The answer should be each line of the records that contains the word "state"; please copy them all.

[Start of section]

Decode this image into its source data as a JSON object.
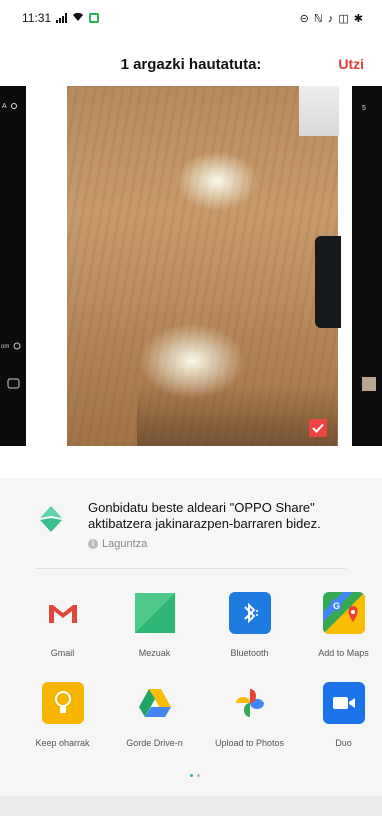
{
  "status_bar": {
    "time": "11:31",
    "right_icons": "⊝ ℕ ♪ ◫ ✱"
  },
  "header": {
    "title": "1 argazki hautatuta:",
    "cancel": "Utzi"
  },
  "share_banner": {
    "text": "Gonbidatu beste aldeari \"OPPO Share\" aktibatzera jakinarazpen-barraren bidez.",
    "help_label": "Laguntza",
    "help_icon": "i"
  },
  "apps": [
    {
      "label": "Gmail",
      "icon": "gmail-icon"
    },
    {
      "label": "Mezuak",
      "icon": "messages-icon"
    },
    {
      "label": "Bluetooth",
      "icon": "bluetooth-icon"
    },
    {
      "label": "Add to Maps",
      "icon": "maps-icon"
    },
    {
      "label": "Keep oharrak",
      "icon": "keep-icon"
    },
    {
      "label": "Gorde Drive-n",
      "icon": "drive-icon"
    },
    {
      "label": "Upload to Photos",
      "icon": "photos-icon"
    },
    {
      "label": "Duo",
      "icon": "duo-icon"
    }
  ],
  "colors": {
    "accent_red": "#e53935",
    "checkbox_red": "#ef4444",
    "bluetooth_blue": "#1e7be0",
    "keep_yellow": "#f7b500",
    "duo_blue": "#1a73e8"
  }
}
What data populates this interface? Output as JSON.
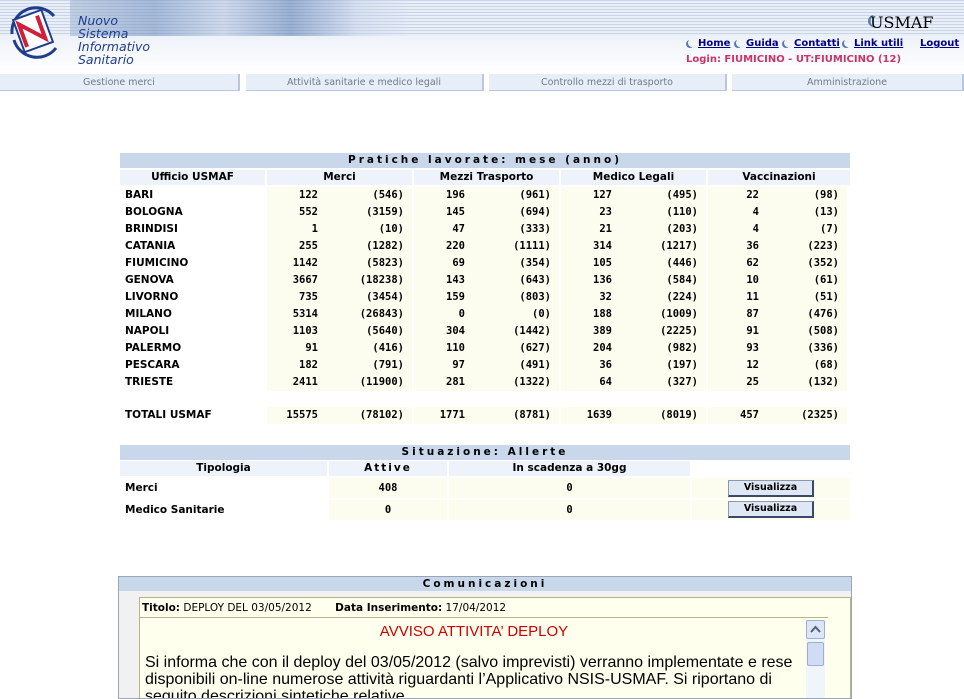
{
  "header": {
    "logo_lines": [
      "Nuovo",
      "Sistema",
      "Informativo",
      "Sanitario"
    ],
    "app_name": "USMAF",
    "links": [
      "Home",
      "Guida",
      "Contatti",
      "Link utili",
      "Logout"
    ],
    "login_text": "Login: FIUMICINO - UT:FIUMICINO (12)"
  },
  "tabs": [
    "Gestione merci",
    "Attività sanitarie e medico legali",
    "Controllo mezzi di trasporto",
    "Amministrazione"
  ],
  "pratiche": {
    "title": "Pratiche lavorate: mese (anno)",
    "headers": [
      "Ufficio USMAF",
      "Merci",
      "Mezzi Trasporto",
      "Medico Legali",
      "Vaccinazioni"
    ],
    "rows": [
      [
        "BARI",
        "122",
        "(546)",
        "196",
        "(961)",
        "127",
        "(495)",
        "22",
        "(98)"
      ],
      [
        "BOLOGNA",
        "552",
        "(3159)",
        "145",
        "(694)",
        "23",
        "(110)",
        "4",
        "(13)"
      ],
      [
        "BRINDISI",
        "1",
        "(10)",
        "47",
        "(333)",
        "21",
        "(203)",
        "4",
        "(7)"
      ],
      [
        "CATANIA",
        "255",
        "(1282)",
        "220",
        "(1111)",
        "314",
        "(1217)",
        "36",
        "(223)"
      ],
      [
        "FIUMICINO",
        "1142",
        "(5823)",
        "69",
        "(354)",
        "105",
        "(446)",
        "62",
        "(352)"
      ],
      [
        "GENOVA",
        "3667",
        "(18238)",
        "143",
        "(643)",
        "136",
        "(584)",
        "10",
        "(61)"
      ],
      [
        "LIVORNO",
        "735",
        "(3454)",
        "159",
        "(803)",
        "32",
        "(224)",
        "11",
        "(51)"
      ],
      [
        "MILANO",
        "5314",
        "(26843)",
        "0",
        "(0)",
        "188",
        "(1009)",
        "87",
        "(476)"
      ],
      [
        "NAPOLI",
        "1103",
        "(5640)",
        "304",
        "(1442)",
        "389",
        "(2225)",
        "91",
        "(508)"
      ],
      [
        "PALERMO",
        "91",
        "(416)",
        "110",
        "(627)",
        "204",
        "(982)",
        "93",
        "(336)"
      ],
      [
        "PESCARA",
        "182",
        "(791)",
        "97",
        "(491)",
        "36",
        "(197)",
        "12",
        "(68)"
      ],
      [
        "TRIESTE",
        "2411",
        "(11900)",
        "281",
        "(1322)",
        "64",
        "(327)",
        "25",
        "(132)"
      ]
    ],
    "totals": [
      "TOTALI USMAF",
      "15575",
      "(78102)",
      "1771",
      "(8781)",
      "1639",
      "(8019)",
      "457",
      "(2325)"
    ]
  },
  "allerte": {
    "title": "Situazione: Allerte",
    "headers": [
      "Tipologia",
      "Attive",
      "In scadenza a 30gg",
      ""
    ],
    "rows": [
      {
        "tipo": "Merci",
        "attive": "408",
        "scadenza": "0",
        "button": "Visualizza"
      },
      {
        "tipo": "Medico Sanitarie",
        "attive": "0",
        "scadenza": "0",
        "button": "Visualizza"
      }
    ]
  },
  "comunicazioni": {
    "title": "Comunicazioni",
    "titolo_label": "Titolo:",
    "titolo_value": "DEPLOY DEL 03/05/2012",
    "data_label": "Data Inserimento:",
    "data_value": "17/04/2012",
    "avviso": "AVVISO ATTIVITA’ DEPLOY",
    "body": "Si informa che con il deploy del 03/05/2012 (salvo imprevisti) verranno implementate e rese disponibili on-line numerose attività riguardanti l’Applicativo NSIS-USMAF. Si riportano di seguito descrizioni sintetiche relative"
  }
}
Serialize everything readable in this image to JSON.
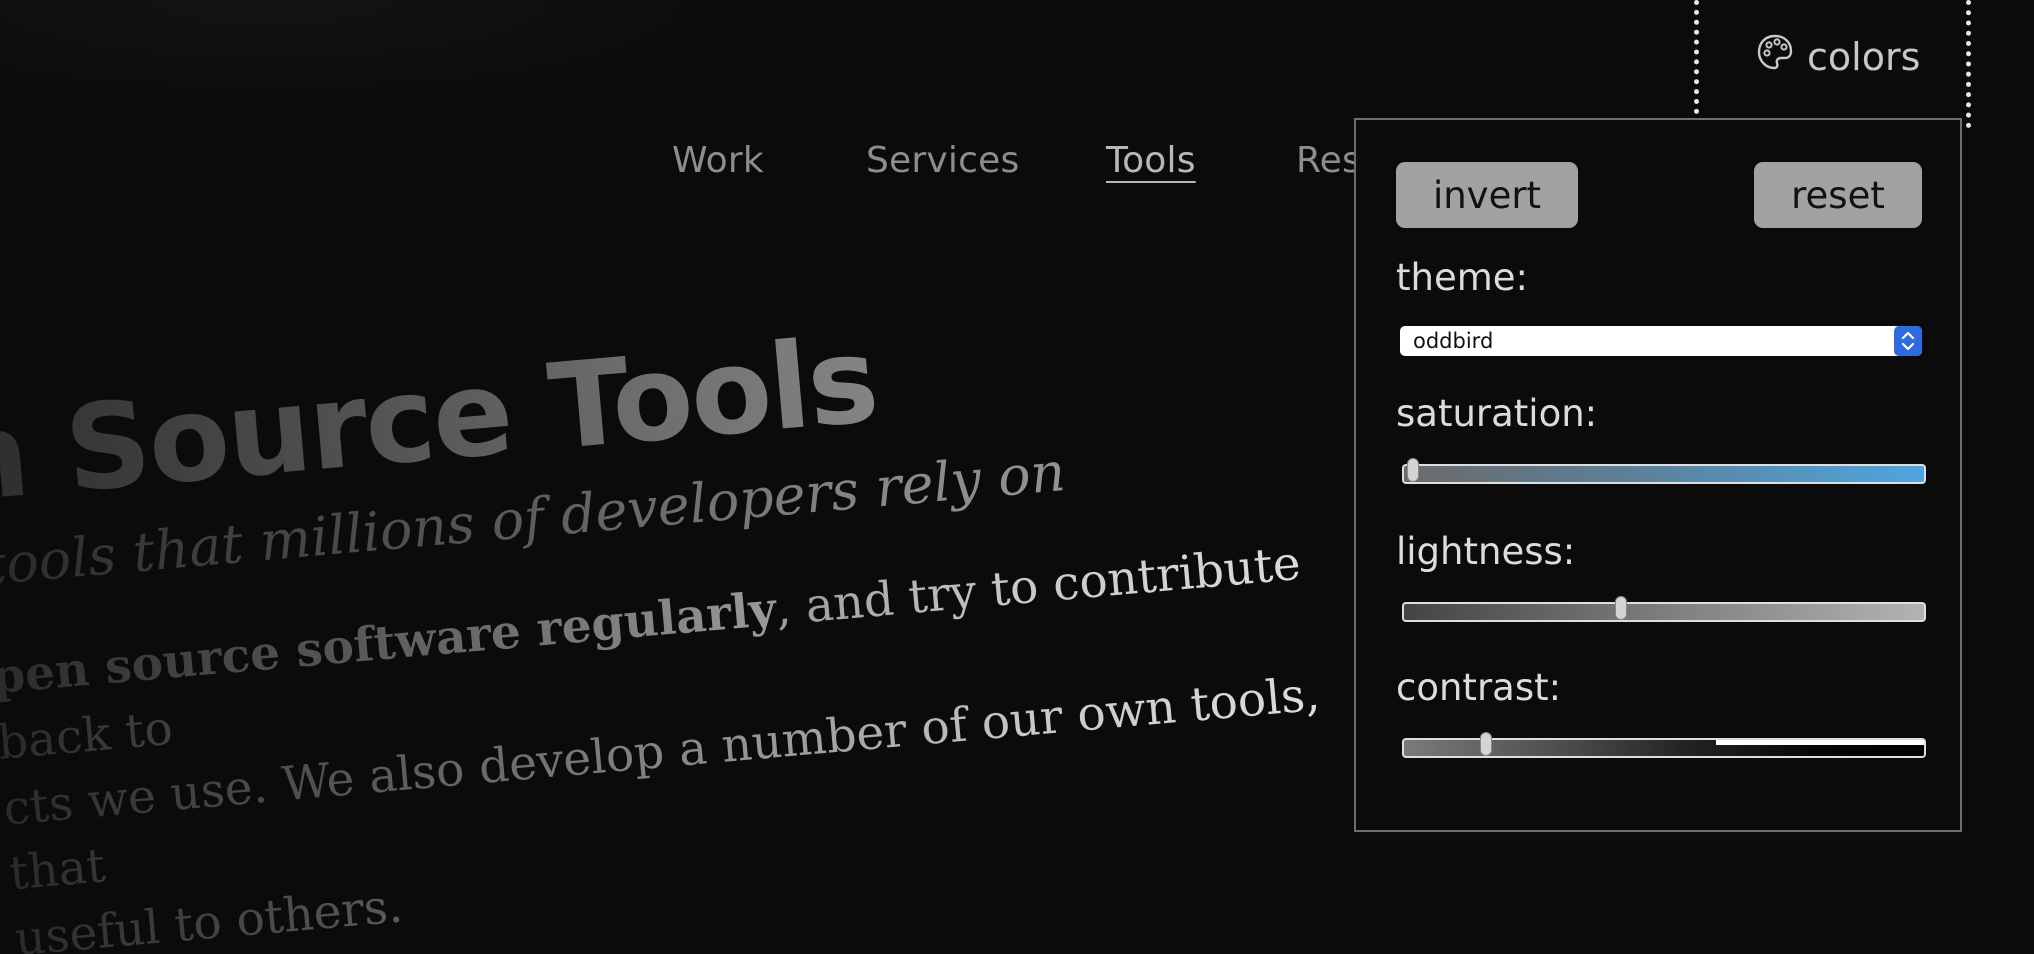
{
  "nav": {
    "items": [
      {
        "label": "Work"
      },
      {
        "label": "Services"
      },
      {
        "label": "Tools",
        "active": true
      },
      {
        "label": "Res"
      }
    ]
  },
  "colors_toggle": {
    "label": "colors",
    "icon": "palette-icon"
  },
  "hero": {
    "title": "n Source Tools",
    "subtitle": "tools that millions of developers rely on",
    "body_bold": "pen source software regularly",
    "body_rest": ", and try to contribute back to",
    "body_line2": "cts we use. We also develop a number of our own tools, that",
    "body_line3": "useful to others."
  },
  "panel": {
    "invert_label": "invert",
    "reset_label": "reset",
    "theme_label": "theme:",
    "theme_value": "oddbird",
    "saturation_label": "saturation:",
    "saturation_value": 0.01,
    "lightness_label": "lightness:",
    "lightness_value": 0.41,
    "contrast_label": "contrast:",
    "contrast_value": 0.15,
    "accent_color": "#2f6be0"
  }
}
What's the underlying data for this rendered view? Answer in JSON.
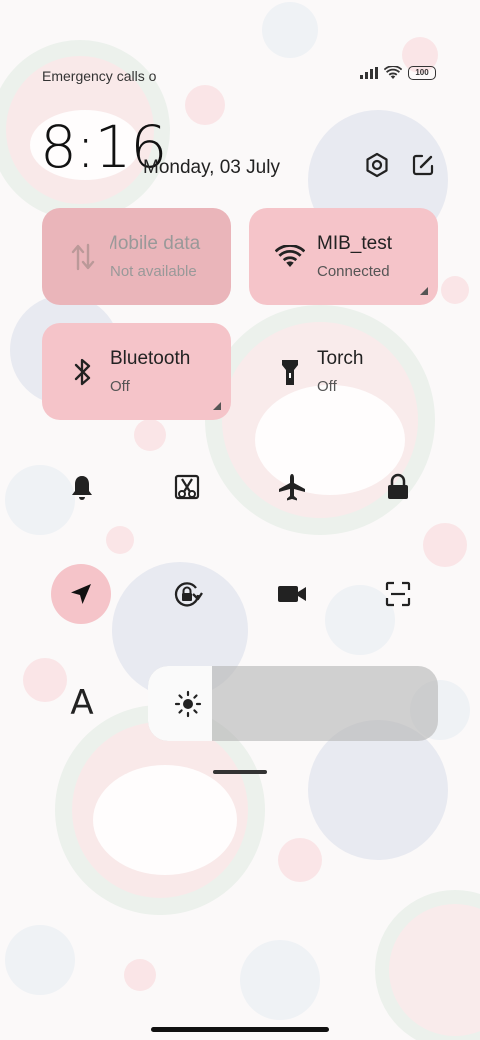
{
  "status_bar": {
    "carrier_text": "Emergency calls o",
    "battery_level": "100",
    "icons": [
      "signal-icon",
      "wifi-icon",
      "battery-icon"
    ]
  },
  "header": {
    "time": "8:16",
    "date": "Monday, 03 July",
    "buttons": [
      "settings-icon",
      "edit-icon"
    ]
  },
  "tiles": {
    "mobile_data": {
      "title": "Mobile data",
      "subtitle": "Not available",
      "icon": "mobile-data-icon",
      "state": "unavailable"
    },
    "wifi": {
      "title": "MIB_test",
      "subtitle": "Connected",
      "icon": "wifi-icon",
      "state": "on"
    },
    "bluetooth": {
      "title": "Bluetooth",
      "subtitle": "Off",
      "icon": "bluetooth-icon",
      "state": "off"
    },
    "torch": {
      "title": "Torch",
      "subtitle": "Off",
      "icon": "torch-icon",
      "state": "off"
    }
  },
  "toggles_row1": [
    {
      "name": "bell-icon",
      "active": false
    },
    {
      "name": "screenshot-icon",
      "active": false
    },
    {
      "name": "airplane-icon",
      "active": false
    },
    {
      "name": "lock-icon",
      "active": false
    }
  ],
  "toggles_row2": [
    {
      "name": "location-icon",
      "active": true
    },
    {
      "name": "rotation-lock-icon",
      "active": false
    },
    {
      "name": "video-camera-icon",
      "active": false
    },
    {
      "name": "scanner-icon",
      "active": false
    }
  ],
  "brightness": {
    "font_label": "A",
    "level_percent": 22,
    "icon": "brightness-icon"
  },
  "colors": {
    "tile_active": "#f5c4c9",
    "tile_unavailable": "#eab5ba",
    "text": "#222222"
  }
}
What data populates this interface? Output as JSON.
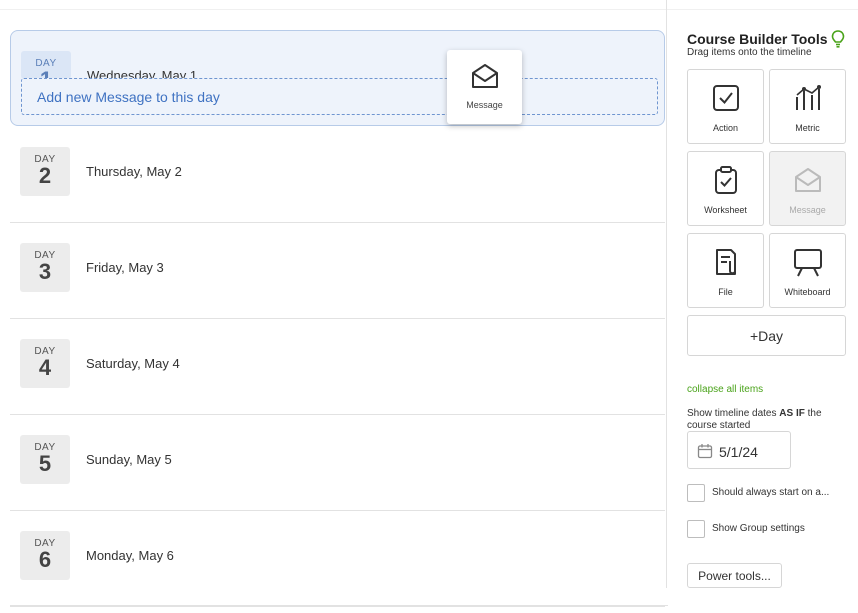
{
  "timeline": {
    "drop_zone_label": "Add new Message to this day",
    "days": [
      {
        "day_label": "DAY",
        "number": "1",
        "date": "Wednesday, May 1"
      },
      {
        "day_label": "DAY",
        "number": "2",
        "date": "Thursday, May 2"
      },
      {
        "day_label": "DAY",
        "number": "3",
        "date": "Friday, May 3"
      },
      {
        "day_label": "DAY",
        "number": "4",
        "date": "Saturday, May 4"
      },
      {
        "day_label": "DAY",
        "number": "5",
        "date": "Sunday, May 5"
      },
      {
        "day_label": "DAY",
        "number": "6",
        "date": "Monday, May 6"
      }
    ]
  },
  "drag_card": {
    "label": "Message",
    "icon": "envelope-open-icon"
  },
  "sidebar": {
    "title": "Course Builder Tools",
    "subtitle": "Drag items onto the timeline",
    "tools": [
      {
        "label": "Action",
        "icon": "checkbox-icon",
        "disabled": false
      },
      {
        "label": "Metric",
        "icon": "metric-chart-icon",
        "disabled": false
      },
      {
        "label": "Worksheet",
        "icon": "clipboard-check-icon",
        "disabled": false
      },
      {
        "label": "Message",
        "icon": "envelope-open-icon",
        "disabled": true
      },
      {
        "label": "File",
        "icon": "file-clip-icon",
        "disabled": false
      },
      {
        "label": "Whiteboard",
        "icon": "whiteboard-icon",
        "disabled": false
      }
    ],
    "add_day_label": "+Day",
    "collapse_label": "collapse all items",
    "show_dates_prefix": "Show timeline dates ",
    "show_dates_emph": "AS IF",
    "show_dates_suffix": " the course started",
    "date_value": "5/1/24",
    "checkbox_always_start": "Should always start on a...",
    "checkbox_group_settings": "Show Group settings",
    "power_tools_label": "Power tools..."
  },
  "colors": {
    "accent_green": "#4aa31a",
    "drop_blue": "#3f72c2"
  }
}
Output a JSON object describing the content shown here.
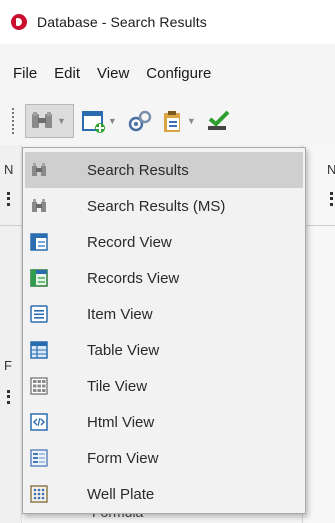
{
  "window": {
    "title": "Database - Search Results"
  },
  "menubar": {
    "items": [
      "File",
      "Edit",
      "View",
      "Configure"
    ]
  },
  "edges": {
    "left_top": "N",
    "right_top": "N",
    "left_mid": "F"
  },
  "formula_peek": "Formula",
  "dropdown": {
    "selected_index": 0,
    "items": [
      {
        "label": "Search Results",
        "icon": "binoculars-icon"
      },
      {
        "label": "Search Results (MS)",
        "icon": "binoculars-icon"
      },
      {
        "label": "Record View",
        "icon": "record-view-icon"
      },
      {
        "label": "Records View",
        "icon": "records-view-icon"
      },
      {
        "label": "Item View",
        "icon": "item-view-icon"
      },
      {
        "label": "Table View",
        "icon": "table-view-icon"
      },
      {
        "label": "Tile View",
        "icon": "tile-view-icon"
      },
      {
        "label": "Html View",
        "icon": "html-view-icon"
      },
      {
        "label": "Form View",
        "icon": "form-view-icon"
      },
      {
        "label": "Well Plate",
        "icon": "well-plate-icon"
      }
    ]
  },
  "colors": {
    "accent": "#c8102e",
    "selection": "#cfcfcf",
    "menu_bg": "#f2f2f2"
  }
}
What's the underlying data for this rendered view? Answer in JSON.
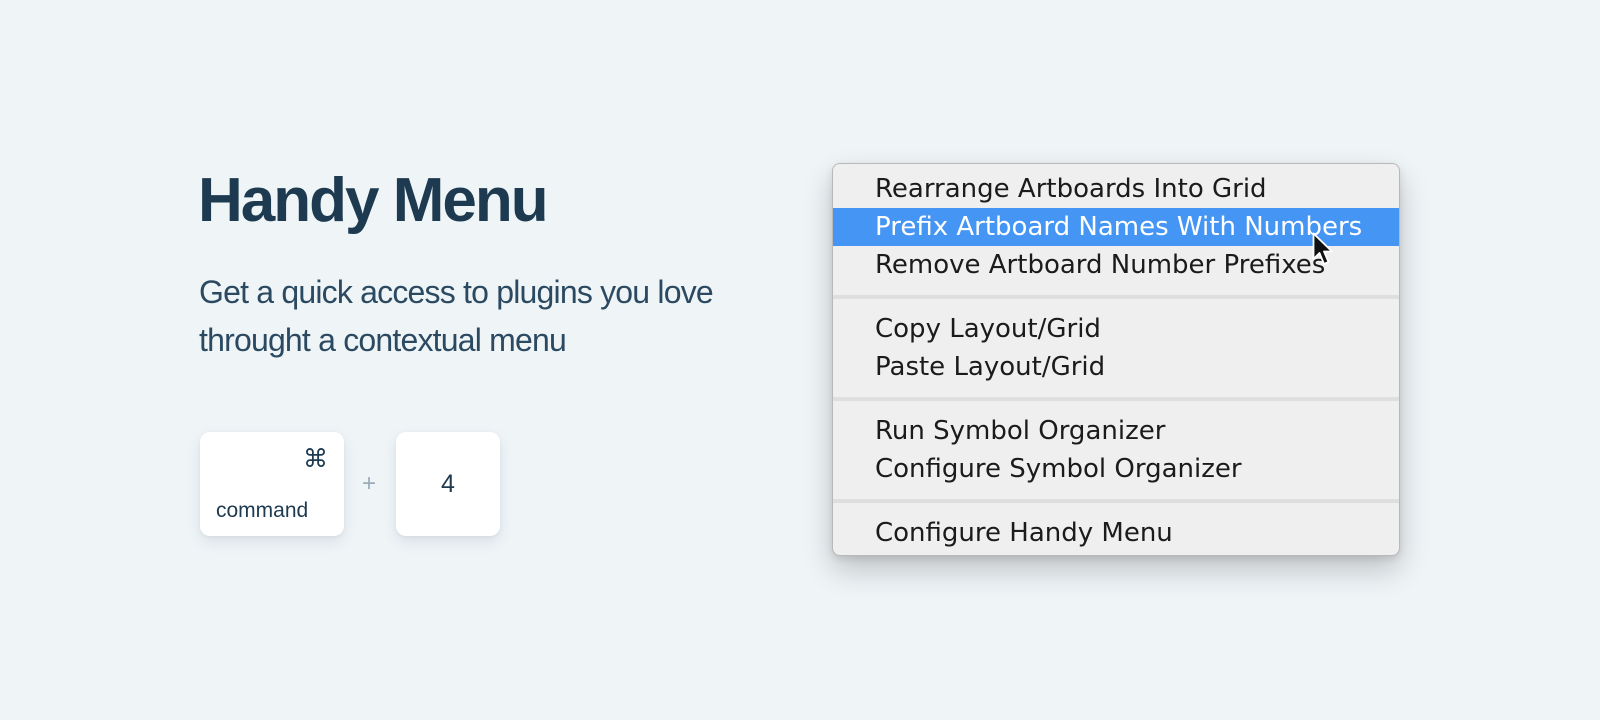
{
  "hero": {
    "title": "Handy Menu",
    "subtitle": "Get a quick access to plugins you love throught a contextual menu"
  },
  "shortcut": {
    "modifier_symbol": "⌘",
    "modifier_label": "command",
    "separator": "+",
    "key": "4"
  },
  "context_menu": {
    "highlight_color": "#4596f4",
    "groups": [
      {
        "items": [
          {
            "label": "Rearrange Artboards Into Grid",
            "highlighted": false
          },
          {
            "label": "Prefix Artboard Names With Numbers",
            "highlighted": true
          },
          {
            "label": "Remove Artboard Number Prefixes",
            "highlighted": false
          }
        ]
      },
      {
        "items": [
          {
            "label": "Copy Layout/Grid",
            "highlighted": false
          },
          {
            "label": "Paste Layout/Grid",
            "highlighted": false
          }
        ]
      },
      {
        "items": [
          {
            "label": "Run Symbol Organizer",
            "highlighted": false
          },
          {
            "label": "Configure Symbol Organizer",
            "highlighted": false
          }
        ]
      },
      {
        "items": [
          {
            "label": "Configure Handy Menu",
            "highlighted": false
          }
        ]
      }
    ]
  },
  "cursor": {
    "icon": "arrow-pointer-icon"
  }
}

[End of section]

Task output ->
      "state": "unavailable"
      "state": "on"
      "state": "off"
      "state": "off"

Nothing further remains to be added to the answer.